SGA election spotlight, reaching student voters
By Laura de Leon
Many students interviewed at Main Campus Building earlier this week said they had little knowledge about Student Government Association elections, but that didn’t stop them from proposing ideas for how SGA should represent the University’s diverse population of 4,100 students.
Education senior Silvia Hamer said Tuesday she did not know about SGA elections and where voting was taking place but said she would have voted.
She said she has a concern about the speed limit on University Way. She suggested SGA should find out the rules for road speeds because she feels that the speed limit is too slow.
“The speed limit should be 40,” Hamer said.
Voting for SGA candidates began online Sept. 24 and was expected to close 5 p.m. Sept. 27. SGA president, vice president and senator candidate winners are expected to be announced Sept. 28.
Senatorial candidates include: social science junior Brenda Garcia, communications junior Priscilla Lopez, education senior Jennifer Faubion, international business junior Claudia Garcia, English senior Steven Zavala and Rebecca Massey, Master of Business Administration student.
Running on a ticket are two uncontested candidates — accounting senior Melissa Quintanilla for president and Javier Carvajal, Master of Business Administration student, for vice president.
Reaching nontraditional students
Jolene Des Roches, director of student life and wellness, said SGA voting was announced on multiple Facebook pages and in an email blast that was expected to be sent out to students Wednesday. By Thursday, students confirmed they did not receive an email with the link to vote for SGA candidates. See related video
An email was sent to students after 5:30 p.m. Thursday stating that voting was open until Thursday night.
Although the email was not released to the student body until Thursday evening, Carvajal said he did not think faculty or staff needed to be involved in the elections or voting process. He said the publicity efforts should be run and organized by the candidates.
“No, I don’t think [staff] need to be a part of it; their main job is to educate,” Carvajal said.
In previous articles on The Mesquite, SGA election information was announced and candidate information was provided to give the student body an opportunity to understand the SGA election process.

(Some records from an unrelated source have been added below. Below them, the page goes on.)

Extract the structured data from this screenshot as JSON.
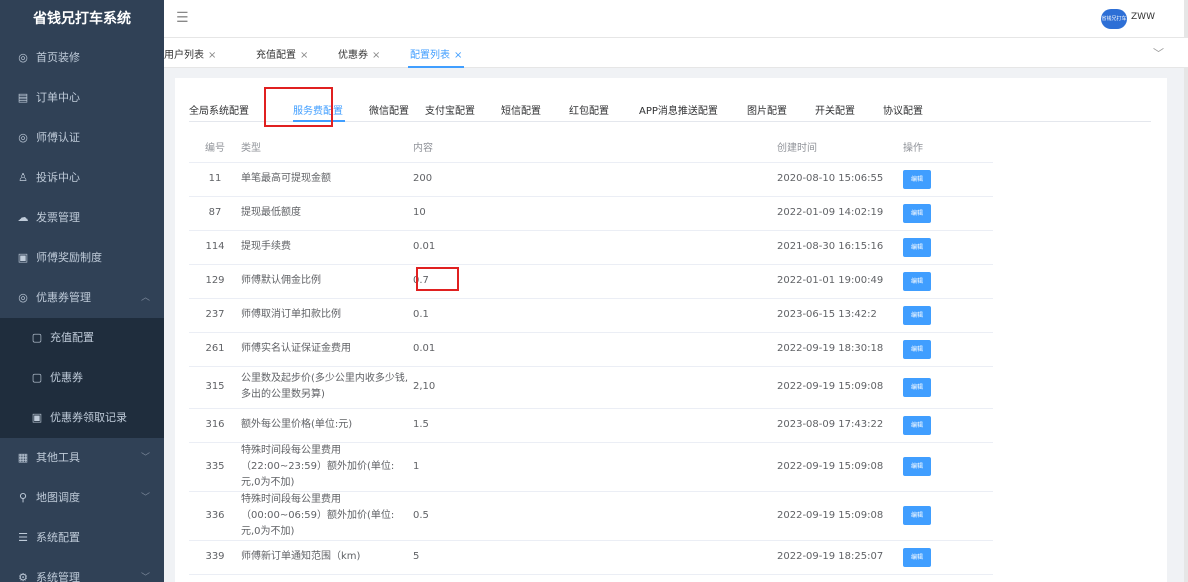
{
  "sidebar": {
    "logo": "省钱兄打车系统",
    "items": [
      {
        "icon": "cube-icon",
        "glyph": "◎",
        "label": "首页装修"
      },
      {
        "icon": "list-icon",
        "glyph": "▤",
        "label": "订单中心"
      },
      {
        "icon": "cube-icon",
        "glyph": "◎",
        "label": "师傅认证"
      },
      {
        "icon": "user-icon",
        "glyph": "♙",
        "label": "投诉中心"
      },
      {
        "icon": "cloud-icon",
        "glyph": "☁",
        "label": "发票管理"
      },
      {
        "icon": "card-icon",
        "glyph": "▣",
        "label": "师傅奖励制度"
      },
      {
        "icon": "cube-icon",
        "glyph": "◎",
        "label": "优惠券管理"
      }
    ],
    "submenu": [
      {
        "icon": "card-icon",
        "glyph": "▢",
        "label": "充值配置"
      },
      {
        "icon": "card-icon",
        "glyph": "▢",
        "label": "优惠券"
      },
      {
        "icon": "card-icon",
        "glyph": "▣",
        "label": "优惠券领取记录"
      }
    ],
    "items_after": [
      {
        "icon": "calendar-icon",
        "glyph": "▦",
        "label": "其他工具"
      },
      {
        "icon": "location-icon",
        "glyph": "⚲",
        "label": "地图调度"
      },
      {
        "icon": "list-icon",
        "glyph": "☰",
        "label": "系统配置"
      },
      {
        "icon": "gear-icon",
        "glyph": "⚙",
        "label": "系统管理"
      }
    ]
  },
  "topbar": {
    "avatar_text": "省钱兄打车",
    "username": "ZWW"
  },
  "tags": [
    {
      "label": "用户列表"
    },
    {
      "label": "充值配置"
    },
    {
      "label": "优惠券"
    },
    {
      "label": "配置列表"
    }
  ],
  "subtabs": [
    "全局系统配置",
    "服务费配置",
    "微信配置",
    "支付宝配置",
    "短信配置",
    "红包配置",
    "APP消息推送配置",
    "图片配置",
    "开关配置",
    "协议配置"
  ],
  "table": {
    "headers": {
      "id": "编号",
      "type": "类型",
      "content": "内容",
      "created": "创建时间",
      "action": "操作"
    },
    "edit_label": "编辑",
    "rows": [
      {
        "id": "11",
        "type": "单笔最高可提现金额",
        "content": "200",
        "created": "2020-08-10 15:06:55"
      },
      {
        "id": "87",
        "type": "提现最低额度",
        "content": "10",
        "created": "2022-01-09 14:02:19"
      },
      {
        "id": "114",
        "type": "提现手续费",
        "content": "0.01",
        "created": "2021-08-30 16:15:16"
      },
      {
        "id": "129",
        "type": "师傅默认佣金比例",
        "content": "0.7",
        "created": "2022-01-01 19:00:49"
      },
      {
        "id": "237",
        "type": "师傅取消订单扣款比例",
        "content": "0.1",
        "created": "2023-06-15 13:42:2"
      },
      {
        "id": "261",
        "type": "师傅实名认证保证金费用",
        "content": "0.01",
        "created": "2022-09-19 18:30:18"
      },
      {
        "id": "315",
        "type": "公里数及起步价(多少公里内收多少钱,多出的公里数另算)",
        "content": "2,10",
        "created": "2022-09-19 15:09:08"
      },
      {
        "id": "316",
        "type": "额外每公里价格(单位:元)",
        "content": "1.5",
        "created": "2023-08-09 17:43:22"
      },
      {
        "id": "335",
        "type": "特殊时间段每公里费用（22:00~23:59）额外加价(单位:元,0为不加)",
        "content": "1",
        "created": "2022-09-19 15:09:08"
      },
      {
        "id": "336",
        "type": "特殊时间段每公里费用（00:00~06:59）额外加价(单位:元,0为不加)",
        "content": "0.5",
        "created": "2022-09-19 15:09:08"
      },
      {
        "id": "339",
        "type": "师傅新订单通知范围（km)",
        "content": "5",
        "created": "2022-09-19 18:25:07"
      }
    ]
  },
  "colors": {
    "sidebar": "#304156",
    "submenu": "#1f2d3d",
    "accent": "#409eff",
    "highlight": "#e02020"
  }
}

SGA, still in a developmental stage on this startup campus, represents a diverse commuter student population.
Holly Verhasselt, assistant vice president of academic affairs, said in an email that the average age for students is 31.9 years.
While there are strong initiatives by student groups to build a student life on campus, the number of active student leaders are outweighed by a larger population that works either partime or fulltime, and commutes to and from campus.
That’s one reason, students say, they didn’t know about SGA elections.
Education senior Kamie Anderson said she did not hear about the voting and that with her busy lifestyle — school, work and children at home — she doesn’t have time to get involved on campus.
“I don’t do a lot of extracurricular [activities],” Anderson said.
She said she would like SGA to “actually find out how people feel about policies.”
Her concern was with the absence policy set by some professors, which she said is unfair.
Education senior Gabriella Muniz said she might have voted if she would’ve known about elections. Muniz would like SGA to advocate for seat covers in the restrooms.
While voting is available to all students, some said they are just not interested.
Psychology junior Susan De Hoyos said she knew about the voting but does not usually vote because she doesn’t follow politics in general.
“I don’t want to deal with it,” De Hoyos said.
Although De Hoyos said that she will not participate in the voting, she expects SGA to help the student body. She would like to see “more tutoring opportunities and help with financial aid.”
SGA candidates, several of whom juggle multiple responsibilities including work and family, said they are determined to represent the interests of the University’s traditional and nontraditional student population.
On Thursday, the last day of voting, SGA representatives were set up at Main Campus with laptops and candidate profiles, encouraging students to vote.